Look through the records that follow. Copy every line containing the word "your".

[Material provided — start]

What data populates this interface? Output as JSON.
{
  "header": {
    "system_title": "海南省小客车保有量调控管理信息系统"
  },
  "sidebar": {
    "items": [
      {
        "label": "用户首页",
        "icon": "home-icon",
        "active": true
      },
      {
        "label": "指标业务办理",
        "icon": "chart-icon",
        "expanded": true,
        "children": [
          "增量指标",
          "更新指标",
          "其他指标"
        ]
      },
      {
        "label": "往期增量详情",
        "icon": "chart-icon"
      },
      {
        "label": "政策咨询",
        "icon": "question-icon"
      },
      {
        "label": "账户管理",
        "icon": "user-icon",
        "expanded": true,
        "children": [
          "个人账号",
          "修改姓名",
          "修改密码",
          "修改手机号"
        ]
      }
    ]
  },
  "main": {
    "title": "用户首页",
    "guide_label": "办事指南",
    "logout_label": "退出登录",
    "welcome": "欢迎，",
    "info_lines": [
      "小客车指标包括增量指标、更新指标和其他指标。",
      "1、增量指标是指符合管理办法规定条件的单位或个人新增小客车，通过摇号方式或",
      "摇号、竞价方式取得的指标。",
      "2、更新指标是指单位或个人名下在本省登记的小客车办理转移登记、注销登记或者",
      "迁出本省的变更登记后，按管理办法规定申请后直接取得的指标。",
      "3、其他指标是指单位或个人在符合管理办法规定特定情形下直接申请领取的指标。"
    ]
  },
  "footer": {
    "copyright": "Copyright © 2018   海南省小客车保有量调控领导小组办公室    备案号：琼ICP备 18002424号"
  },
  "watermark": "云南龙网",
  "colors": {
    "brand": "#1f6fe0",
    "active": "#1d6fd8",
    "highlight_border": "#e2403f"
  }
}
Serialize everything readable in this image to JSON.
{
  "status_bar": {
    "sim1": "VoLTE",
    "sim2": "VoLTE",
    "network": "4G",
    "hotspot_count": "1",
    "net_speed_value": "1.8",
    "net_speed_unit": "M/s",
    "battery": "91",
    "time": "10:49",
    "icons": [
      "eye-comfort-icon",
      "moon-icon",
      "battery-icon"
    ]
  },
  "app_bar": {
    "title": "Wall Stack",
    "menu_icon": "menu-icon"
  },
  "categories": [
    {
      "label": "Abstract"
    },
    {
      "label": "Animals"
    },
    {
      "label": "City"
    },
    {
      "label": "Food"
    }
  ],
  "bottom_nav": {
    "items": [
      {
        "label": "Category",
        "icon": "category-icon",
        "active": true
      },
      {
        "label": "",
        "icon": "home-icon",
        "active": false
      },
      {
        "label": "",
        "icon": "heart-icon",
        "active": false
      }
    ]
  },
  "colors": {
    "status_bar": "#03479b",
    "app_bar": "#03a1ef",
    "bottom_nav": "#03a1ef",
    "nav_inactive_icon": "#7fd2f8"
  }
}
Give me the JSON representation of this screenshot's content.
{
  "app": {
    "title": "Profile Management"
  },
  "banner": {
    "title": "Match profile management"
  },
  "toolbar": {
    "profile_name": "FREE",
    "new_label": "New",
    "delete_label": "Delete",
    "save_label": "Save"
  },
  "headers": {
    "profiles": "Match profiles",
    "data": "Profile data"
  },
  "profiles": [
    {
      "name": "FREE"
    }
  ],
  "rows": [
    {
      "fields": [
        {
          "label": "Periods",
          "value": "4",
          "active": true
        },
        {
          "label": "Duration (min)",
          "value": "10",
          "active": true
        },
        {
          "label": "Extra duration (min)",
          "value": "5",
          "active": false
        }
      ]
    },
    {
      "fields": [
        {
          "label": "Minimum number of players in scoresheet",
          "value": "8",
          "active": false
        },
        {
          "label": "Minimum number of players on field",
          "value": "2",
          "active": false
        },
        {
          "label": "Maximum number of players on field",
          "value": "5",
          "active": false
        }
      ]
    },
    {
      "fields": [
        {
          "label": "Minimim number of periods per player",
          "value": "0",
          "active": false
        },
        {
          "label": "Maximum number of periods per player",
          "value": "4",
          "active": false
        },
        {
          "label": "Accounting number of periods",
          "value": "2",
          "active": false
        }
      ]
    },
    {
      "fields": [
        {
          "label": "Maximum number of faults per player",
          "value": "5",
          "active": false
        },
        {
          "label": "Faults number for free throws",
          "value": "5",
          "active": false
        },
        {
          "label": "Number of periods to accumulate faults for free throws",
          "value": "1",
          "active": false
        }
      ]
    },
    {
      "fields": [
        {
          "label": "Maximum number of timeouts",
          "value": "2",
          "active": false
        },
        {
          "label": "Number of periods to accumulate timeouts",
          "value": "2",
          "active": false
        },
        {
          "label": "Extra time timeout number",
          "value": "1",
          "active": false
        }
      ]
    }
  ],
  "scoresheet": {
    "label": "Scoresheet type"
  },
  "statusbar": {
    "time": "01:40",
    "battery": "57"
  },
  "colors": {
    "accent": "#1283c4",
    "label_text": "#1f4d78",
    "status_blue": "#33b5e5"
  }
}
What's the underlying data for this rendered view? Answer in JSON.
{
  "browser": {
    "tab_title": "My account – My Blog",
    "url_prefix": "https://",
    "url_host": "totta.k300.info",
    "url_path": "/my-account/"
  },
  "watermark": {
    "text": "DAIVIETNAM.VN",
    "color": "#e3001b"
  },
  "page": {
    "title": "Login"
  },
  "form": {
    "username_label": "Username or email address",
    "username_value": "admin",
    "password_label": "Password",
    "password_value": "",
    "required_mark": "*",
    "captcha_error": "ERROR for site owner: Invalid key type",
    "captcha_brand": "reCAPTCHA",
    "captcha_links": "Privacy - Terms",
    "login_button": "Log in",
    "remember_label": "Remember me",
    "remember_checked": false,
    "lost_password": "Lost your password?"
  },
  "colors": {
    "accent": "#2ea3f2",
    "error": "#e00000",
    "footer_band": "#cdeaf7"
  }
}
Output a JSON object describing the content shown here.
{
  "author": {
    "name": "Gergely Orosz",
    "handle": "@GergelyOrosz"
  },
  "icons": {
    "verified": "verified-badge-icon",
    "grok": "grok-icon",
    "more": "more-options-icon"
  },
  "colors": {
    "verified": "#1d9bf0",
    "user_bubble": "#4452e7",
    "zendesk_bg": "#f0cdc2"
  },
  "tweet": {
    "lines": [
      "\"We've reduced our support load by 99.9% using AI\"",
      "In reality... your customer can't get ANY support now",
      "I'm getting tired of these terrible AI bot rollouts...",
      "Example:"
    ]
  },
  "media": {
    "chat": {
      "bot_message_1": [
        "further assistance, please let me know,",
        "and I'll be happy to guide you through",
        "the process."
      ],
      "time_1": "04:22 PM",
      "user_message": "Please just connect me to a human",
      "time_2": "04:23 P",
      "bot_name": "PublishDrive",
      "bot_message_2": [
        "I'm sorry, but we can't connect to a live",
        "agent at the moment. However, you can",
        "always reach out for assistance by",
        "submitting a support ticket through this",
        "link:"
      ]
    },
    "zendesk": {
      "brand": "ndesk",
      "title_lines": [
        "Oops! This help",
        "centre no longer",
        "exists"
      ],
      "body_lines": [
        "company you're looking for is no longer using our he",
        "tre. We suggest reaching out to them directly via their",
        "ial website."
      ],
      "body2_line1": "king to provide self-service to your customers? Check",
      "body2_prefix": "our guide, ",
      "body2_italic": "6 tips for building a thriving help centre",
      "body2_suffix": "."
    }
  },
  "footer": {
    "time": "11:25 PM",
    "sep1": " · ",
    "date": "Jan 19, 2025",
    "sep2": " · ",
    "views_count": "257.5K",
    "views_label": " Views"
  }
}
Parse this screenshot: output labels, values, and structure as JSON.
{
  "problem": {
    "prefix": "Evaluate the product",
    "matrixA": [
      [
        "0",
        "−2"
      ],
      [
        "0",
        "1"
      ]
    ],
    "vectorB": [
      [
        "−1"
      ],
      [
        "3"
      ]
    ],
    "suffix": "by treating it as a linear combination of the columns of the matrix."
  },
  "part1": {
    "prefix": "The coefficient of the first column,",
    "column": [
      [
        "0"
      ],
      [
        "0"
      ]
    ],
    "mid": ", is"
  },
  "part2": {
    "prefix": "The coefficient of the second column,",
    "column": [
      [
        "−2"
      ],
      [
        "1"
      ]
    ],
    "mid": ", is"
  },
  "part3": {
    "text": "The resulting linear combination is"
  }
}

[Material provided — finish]

**Answer:**
    "lost_password": "Lost your password?"
      "In reality... your customer can't get ANY support now",
      "body2_line1": "king to provide self-service to your customers? Check",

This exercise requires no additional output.